◆ **WORK INSTRUCTION**:
Starting at the line that contains "Transcribe this image's", restate each line word for word through the final line of the data, keeping both ends.

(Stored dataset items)
^^^^

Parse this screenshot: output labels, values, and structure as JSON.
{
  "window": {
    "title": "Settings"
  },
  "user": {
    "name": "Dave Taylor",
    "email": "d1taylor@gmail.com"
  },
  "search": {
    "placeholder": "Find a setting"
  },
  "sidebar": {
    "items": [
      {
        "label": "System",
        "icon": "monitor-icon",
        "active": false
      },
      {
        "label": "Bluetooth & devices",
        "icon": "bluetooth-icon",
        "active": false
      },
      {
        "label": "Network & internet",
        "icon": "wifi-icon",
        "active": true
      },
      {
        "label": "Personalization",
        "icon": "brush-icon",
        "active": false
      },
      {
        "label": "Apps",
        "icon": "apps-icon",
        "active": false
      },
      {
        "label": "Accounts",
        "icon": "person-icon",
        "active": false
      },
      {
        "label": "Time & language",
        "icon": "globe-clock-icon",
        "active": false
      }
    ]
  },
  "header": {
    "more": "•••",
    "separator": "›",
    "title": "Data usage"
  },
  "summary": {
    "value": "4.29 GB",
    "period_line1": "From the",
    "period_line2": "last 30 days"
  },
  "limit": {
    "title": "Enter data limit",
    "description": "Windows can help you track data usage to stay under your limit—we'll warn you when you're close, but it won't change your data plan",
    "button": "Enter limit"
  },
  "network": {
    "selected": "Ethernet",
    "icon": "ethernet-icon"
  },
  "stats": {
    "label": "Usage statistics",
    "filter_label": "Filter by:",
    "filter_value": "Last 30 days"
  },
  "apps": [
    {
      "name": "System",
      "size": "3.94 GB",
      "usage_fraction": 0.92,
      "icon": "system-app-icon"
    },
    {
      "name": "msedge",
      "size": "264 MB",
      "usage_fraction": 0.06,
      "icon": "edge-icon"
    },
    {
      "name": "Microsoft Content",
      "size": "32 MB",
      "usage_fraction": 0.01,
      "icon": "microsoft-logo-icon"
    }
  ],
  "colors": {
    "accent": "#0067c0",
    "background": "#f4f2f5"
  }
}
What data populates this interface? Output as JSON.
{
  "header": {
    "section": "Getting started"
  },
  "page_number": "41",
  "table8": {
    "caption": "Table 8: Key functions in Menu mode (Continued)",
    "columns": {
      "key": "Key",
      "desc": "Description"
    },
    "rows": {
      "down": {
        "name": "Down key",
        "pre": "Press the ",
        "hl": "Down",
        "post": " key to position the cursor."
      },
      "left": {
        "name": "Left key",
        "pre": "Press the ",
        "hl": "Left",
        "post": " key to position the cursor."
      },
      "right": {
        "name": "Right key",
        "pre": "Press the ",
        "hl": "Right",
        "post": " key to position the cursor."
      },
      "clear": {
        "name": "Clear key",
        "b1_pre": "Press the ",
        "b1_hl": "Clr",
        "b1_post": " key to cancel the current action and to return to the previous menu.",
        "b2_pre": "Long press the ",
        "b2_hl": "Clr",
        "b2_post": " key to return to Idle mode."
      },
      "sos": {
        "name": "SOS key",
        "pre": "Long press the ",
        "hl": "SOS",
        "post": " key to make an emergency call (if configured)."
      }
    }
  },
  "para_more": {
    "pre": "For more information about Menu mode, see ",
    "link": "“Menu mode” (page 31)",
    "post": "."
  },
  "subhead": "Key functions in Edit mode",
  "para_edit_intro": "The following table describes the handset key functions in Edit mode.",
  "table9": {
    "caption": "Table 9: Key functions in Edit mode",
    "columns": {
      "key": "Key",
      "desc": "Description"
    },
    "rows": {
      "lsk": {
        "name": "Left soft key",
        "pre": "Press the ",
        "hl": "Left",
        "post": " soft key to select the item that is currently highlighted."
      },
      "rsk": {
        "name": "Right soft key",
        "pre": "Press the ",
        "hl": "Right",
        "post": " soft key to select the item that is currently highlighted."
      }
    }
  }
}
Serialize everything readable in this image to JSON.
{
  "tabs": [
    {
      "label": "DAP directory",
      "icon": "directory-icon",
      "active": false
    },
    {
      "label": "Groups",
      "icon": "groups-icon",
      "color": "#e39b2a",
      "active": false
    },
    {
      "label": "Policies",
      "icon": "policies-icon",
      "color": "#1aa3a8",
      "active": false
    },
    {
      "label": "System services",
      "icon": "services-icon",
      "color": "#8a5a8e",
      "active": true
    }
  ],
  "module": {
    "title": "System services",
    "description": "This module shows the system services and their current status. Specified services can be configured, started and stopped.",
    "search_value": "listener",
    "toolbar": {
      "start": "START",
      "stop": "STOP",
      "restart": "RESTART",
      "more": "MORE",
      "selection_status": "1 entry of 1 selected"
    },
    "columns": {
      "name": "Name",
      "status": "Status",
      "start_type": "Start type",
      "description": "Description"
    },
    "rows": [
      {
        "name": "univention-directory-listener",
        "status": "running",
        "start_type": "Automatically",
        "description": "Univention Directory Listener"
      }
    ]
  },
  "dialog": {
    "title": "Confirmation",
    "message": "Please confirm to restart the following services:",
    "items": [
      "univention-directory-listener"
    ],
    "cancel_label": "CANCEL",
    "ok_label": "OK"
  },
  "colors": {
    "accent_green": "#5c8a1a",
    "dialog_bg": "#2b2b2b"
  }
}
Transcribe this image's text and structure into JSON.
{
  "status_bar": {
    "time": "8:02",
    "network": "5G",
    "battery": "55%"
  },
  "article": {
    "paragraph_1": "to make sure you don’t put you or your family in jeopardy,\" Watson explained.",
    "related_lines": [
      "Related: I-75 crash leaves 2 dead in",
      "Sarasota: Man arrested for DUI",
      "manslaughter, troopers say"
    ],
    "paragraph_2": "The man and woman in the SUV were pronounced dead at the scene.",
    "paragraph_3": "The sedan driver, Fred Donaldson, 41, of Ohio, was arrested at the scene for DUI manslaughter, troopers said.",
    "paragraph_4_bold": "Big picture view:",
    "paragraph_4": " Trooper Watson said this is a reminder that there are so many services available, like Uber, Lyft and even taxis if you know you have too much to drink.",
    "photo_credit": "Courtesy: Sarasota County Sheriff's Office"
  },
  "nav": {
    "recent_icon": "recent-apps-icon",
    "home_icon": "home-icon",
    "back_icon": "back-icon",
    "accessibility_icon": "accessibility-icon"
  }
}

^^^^

◆ **SOLUTION TO THIS EXERCISE**:
Transcribe this image's text and structure into JSON.
{
  "status_bar": {
    "time": "8:02",
    "network": "5G",
    "battery": "55%"
  },
  "article": {
    "paragraph_1": "to make sure you don’t put you or your family in jeopardy,\" Watson explained.",
    "related_lines": [
      "Related: I-75 crash leaves 2 dead in",
      "Sarasota: Man arrested for DUI",
      "manslaughter, troopers say"
    ],
    "paragraph_2": "The man and woman in the SUV were pronounced dead at the scene.",
    "paragraph_3": "The sedan driver, Fred Donaldson, 41, of Ohio, was arrested at the scene for DUI manslaughter, troopers said.",
    "paragraph_4_bold": "Big picture view:",
    "paragraph_4": " Trooper Watson said this is a reminder that there are so many services available, like Uber, Lyft and even taxis if you know you have too much to drink.",
    "photo_credit": "Courtesy: Sarasota County Sheriff's Office"
  },
  "nav": {
    "recent_icon": "recent-apps-icon",
    "home_icon": "home-icon",
    "back_icon": "back-icon",
    "accessibility_icon": "accessibility-icon"
  }
}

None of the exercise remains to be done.